To identify factors associated with the reporting of cold sensitivity, by comparing cases to controls with regard to anthropometry, previous illnesses and injuries, as well as external exposures such as hand–arm vibration (HAV) and ambient cold.
Through a questionnaire responded to by the general population, ages 18–70, living in Northern Sweden (N = 12,627), cold sensitivity cases (N = 502) and matched controls (N = 1004) were identified, and asked to respond to a second questionnaire focusing on different aspects of cold sensitivity as well as individual and external exposure factors suggested to be related to the condition.
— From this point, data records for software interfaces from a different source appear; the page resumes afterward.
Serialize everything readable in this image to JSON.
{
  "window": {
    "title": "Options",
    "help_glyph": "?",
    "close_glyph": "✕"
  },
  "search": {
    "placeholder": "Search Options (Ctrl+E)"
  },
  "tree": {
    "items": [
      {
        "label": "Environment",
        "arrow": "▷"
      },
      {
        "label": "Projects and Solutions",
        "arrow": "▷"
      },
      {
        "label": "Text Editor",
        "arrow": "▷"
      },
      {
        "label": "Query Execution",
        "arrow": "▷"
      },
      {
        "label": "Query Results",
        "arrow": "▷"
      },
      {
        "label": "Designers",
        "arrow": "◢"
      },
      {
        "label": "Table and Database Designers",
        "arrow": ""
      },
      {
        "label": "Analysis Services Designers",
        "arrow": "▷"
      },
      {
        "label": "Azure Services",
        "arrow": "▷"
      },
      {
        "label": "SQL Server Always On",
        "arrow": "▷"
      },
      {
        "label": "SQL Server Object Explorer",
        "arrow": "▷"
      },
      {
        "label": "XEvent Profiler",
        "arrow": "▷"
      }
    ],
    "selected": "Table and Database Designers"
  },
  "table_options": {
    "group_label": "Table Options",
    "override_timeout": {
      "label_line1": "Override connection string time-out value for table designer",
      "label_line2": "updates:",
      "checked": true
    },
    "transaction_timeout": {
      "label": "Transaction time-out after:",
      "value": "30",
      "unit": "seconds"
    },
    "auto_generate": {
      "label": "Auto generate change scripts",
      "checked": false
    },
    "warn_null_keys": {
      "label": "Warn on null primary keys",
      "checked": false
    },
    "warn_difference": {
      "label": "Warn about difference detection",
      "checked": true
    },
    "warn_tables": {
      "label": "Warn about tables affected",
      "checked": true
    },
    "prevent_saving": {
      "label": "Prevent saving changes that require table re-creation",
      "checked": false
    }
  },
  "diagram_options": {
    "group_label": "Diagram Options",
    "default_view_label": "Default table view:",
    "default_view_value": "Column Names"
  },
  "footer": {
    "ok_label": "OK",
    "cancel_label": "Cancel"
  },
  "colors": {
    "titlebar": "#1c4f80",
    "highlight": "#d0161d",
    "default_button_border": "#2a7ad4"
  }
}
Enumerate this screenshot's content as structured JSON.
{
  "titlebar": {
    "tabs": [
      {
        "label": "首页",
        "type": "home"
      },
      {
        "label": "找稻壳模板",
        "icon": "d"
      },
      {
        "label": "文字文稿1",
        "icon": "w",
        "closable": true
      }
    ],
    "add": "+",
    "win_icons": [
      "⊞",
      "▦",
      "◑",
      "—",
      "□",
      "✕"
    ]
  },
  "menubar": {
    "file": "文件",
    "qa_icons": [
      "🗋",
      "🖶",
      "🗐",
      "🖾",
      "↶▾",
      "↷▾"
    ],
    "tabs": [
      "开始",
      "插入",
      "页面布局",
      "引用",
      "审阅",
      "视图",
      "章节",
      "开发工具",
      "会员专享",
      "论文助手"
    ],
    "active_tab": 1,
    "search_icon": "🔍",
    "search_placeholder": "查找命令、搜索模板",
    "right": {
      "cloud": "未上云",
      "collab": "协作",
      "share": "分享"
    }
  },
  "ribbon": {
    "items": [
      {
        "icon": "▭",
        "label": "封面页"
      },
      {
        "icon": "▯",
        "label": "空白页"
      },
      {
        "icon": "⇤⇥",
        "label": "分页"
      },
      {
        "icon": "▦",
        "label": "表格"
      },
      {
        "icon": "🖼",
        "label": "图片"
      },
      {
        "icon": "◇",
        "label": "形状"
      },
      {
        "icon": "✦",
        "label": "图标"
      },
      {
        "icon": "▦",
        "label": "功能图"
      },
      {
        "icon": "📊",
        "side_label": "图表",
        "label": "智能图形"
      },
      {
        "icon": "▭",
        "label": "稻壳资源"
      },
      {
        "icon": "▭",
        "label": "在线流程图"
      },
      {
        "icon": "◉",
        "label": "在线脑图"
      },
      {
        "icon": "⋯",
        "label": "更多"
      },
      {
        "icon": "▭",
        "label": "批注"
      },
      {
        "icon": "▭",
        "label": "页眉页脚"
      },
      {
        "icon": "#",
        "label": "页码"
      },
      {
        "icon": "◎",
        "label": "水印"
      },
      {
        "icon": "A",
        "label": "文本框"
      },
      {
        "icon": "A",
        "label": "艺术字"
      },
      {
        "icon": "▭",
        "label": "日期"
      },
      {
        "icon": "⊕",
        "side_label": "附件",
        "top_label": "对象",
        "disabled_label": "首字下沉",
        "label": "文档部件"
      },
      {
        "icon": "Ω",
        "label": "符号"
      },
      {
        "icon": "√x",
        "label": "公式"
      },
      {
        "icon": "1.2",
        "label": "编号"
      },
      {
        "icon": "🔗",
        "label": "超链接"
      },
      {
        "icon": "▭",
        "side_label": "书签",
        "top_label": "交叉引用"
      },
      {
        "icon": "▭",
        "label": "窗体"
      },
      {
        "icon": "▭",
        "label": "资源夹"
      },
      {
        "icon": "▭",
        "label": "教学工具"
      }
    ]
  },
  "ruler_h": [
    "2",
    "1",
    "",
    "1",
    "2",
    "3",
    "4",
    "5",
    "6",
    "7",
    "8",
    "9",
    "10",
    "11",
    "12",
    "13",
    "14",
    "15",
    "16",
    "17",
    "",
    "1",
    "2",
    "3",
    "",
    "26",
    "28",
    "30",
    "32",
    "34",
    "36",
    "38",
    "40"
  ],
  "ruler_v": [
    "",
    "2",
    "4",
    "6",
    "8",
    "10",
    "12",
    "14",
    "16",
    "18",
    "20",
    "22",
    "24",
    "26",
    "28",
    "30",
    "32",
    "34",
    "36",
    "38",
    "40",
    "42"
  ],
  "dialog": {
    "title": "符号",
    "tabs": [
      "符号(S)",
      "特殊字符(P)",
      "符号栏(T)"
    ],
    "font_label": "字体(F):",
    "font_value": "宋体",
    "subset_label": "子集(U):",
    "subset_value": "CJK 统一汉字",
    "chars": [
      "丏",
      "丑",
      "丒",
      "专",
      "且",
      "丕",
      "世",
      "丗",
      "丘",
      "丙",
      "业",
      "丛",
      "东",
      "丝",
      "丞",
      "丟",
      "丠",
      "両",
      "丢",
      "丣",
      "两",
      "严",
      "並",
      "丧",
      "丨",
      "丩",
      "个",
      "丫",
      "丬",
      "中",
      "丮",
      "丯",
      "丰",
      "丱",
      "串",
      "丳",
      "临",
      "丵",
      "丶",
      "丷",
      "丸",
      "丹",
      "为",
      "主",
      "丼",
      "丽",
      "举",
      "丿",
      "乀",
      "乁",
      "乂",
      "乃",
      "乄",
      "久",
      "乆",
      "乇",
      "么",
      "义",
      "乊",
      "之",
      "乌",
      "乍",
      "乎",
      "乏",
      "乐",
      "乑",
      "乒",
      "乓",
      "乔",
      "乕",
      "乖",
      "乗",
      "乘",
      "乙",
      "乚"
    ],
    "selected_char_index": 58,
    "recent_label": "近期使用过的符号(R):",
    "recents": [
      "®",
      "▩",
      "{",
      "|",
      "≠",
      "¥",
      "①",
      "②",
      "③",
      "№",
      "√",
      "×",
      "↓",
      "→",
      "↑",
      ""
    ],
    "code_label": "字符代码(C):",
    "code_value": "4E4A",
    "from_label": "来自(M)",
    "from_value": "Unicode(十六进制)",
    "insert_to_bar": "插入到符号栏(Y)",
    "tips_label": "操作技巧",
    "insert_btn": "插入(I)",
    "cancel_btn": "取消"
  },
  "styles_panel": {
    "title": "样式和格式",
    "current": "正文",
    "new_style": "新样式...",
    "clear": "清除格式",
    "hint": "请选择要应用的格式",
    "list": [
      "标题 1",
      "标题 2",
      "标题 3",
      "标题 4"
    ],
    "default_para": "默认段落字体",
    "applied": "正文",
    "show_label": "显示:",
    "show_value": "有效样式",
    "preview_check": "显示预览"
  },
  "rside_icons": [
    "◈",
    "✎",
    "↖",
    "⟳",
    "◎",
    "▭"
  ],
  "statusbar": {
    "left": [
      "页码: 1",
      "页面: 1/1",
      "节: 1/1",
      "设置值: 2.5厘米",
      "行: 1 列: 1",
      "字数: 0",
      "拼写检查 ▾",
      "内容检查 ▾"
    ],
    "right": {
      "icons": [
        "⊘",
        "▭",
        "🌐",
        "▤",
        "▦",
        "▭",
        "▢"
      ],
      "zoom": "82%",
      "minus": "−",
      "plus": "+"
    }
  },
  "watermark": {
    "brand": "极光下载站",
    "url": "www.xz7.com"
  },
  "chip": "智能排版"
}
Conditional logistic regression analyses were performed to determine statistical significance.
In total, 997 out of 1506 study subjects answered the second questionnaire, yielding a response rate of 81.7%. In the multiple conditional logistic regression model, identified associated factors among cold sensitive cases were: frostbite affecting the hands (OR 10.3, 95% CI 5.5–19.3); rheumatic disease (OR 3.1, 95% CI 1.7–5.7); upper extremity nerve injury (OR 2.0, 95% CI 1.3–3.0); migraines (OR 2.4, 95% CI 1.3–4.3); and vascular disease (OR 1.9, 95% CI 1.2–2.9). A body mass index ≥ 25 was inversely related to reporting of cold sensitivity (0.4, 95% CI 0.3–0.6).
Cold sensitivity was associated with both individual and external exposure factors. Being overweight was associated with a lower occurrence of cold sensitivity; and among the acquired conditions, both cold injuries, rheumatic diseases, nerve injuries, migraines and vascular diseases were associated with the reporting of cold sensitivity.